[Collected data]
● ● ● ● ● ● ●

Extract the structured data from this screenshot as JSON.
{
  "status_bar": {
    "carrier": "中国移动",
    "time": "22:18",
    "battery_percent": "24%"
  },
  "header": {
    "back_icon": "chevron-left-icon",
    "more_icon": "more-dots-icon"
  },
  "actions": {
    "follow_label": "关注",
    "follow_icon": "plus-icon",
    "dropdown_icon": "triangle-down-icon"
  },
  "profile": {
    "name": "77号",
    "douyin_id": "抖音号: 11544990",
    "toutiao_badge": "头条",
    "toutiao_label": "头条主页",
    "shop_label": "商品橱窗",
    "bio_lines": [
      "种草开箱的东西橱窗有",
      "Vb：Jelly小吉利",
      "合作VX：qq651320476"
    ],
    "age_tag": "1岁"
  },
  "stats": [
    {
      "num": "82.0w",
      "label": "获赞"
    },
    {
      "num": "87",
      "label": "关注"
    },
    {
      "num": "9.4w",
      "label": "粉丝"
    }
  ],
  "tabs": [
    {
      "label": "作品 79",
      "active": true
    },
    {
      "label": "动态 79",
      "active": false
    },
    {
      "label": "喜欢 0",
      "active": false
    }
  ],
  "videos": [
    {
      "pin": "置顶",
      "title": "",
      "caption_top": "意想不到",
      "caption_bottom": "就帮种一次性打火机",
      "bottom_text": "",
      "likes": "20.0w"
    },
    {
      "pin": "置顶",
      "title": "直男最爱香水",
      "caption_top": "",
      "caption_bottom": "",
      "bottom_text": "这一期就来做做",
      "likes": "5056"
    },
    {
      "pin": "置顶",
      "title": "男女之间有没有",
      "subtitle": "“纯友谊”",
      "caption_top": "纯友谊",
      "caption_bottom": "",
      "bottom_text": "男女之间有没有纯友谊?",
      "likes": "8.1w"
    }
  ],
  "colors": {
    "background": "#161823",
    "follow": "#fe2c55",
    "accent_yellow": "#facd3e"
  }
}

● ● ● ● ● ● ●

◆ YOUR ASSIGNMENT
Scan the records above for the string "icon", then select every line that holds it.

◆ WRITTEN SOLUTION
    "back_icon": "chevron-left-icon",
    "more_icon": "more-dots-icon"
    "follow_icon": "plus-icon",
    "dropdown_icon": "triangle-down-icon"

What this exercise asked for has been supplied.